The downloaded style file makes it all work nicely. Experiment with the CSS from there to get different looks. Current page highlighting and other effects are possible, purely in CSS.

Adding Custom Classes per Menu Item

Sometimes menus can get pretty crowded. You’ve probably seen some horizontal menus that could stand some trimming. With our current styles, a menu near the right side of our page will open further to the right and potentially off screen. If you have this problem, you can fix it by adding a special class for those right-most menu items.

Advanced menu options

On the Appearance > Menus screen, click the “Screen Options” tab near the top. When this pops down, put a check in the option for “CSS Classes.”

WordPress Menu-Screenshot of Menu screen options panel

Assigning special classes to menu items

WordPress Menu-Screenshot of menu item with additional custom class fieldNow, click the disclosure triangle for any menu item. You’ll see a “CSS Classes” field you can optionally fill in. If you have menu items that open too far to the right, try this:

  1. Add the class “leftlevel3.” My intention was to make 3rd-level dropdowns open to the left of their parent menu instead of the right.
  2. In your style file, add a suitable class and declarations. You will need to experiment to get the right placement. For my Elegant Grunge theme, I added the following:
 /* special class manually applied to open submenu left */
 .leftlevel3 {
     right:375px;
 }

Note the more correct way of positioning the entire 3rd-level dropdown would be to position the <ul> element containing all those 3rd-level list items. Unfortunately, we cannot add classes to the <ul> itself in the Menus interface.

Menus the way they should be

If you followed all that, you should end up with WordPress Navigation Menus available for use–even in your older themes. The styling might take a bit of debugging, depending on how well the CSS was coded in your original theme.
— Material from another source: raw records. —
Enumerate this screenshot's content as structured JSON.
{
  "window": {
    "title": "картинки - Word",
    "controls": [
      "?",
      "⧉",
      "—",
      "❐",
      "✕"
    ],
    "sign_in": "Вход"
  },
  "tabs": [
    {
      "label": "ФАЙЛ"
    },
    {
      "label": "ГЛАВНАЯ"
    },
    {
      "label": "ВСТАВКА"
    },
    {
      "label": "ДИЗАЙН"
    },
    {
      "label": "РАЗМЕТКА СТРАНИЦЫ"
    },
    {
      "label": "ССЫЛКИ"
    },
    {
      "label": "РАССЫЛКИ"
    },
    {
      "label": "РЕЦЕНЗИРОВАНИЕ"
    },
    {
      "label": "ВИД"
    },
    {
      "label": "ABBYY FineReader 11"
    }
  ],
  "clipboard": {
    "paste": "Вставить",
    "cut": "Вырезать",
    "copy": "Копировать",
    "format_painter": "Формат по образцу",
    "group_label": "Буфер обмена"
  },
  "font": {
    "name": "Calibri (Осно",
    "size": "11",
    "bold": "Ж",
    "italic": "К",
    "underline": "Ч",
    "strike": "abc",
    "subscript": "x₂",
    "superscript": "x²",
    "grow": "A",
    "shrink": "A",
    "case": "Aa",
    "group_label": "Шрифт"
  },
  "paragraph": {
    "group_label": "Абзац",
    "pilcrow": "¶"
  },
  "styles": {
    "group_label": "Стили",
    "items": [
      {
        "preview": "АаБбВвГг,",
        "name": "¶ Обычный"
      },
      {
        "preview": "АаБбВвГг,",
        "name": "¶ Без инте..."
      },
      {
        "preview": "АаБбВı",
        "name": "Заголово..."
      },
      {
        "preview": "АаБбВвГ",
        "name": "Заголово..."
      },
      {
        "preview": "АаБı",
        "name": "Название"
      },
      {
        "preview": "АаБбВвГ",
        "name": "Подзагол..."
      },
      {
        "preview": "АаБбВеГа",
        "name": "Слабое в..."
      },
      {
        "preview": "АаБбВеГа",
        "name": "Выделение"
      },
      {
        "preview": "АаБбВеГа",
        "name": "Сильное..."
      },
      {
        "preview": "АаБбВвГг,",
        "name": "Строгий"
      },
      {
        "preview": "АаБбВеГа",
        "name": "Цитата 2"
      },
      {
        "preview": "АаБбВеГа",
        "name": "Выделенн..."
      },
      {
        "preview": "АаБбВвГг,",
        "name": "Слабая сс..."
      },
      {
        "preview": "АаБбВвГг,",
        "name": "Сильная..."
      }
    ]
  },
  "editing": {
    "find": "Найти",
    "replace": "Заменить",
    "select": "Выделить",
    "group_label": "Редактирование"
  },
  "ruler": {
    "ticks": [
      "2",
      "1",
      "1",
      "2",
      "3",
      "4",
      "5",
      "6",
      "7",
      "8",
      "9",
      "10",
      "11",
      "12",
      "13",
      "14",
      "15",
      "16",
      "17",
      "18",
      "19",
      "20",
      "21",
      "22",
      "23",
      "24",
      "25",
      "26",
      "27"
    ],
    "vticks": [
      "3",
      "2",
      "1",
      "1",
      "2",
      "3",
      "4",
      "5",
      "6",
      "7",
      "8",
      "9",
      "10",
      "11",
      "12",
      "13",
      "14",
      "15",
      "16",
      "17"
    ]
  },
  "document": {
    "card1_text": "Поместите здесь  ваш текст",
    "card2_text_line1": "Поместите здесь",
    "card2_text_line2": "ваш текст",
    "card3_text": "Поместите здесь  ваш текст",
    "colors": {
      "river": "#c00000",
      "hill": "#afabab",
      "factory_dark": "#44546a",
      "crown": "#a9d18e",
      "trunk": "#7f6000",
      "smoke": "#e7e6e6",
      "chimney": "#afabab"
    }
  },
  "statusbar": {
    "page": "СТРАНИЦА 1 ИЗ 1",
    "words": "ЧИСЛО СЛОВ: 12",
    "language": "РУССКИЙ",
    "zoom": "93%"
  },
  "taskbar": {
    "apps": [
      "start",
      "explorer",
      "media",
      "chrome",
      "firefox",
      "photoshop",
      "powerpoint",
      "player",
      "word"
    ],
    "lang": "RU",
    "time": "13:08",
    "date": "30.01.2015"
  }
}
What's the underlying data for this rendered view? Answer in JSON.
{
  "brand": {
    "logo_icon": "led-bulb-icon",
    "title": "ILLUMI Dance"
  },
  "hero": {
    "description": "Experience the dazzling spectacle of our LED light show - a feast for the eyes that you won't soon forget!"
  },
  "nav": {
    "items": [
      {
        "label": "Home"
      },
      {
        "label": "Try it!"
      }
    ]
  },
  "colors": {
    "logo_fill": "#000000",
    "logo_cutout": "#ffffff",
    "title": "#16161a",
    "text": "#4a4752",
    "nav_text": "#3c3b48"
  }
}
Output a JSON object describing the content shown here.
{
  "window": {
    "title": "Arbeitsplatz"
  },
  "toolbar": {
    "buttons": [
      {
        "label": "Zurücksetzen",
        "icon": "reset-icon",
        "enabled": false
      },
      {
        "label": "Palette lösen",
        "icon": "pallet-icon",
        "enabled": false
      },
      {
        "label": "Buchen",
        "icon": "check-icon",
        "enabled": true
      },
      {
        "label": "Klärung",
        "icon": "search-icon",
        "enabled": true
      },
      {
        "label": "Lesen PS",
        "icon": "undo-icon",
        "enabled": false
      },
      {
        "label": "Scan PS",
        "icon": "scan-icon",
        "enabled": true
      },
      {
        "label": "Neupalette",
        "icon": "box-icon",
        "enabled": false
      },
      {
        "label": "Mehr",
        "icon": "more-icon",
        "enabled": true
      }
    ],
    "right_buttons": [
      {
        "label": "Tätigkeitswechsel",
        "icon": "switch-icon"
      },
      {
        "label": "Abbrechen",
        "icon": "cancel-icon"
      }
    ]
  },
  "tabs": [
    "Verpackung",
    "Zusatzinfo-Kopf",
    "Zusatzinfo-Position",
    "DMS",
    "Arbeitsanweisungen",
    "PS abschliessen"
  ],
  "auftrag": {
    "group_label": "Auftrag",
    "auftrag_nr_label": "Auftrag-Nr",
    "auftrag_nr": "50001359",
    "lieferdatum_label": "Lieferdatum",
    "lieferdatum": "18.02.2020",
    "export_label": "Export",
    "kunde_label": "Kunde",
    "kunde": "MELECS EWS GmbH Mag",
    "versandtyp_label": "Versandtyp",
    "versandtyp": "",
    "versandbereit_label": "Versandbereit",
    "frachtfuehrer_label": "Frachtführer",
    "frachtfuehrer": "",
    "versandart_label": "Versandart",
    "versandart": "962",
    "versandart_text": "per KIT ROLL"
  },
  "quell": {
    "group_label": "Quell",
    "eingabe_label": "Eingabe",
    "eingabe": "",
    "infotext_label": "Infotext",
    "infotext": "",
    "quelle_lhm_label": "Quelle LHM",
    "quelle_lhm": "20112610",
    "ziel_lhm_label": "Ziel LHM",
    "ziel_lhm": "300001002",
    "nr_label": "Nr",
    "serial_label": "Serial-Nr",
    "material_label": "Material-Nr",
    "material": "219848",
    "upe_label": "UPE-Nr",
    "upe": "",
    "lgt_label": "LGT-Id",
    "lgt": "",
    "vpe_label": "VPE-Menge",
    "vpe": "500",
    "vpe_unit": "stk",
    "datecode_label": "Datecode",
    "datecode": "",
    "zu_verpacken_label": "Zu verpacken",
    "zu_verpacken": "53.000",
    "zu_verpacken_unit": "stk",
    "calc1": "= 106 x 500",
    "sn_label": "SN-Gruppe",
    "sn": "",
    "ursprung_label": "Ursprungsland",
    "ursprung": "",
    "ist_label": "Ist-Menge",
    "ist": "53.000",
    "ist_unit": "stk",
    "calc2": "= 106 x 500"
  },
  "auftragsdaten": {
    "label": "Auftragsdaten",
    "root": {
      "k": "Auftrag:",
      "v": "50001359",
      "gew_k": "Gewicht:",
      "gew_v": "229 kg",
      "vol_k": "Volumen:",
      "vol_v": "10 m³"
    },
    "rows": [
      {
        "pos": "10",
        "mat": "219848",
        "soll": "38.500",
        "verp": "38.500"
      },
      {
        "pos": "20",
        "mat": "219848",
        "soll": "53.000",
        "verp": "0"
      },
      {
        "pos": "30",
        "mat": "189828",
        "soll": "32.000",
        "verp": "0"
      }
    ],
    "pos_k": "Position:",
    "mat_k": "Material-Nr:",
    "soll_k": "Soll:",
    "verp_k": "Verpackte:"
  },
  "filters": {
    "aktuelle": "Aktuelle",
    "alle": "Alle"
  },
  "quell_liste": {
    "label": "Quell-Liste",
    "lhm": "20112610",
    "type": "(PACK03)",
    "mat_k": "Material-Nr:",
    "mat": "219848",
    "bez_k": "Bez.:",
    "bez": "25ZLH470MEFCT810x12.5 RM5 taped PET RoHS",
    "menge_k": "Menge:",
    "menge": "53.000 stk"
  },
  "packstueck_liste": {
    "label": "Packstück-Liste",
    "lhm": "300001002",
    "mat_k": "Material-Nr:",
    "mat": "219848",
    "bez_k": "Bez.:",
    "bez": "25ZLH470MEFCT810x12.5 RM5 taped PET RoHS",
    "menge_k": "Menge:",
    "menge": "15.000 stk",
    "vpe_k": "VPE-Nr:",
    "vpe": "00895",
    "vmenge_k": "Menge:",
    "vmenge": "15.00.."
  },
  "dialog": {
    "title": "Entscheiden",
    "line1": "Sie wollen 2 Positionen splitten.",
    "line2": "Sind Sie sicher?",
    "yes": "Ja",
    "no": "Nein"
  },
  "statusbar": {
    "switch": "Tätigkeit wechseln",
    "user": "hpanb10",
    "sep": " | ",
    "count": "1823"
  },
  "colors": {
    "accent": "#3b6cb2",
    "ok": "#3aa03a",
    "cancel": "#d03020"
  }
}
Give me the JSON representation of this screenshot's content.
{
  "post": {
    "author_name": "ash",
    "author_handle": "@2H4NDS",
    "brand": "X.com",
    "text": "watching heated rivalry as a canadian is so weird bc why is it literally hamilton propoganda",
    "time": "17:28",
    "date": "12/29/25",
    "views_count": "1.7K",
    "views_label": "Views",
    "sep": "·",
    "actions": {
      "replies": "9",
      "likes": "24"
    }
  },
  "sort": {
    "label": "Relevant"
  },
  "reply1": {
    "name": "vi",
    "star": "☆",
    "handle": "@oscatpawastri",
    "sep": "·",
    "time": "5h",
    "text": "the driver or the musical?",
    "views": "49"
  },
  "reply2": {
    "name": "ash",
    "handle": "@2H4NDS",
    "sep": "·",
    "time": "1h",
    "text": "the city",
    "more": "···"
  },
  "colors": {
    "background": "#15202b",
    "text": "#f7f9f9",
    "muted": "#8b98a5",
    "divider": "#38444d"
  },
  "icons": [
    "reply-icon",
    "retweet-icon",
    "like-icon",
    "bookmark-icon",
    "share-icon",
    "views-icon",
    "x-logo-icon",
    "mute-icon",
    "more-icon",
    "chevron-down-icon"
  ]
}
Just think, though: once you get it working the way you like, you won’t have to worry about again! You or your clients can simply use the Appearance > Menu screen to easily make menu changes.

Credits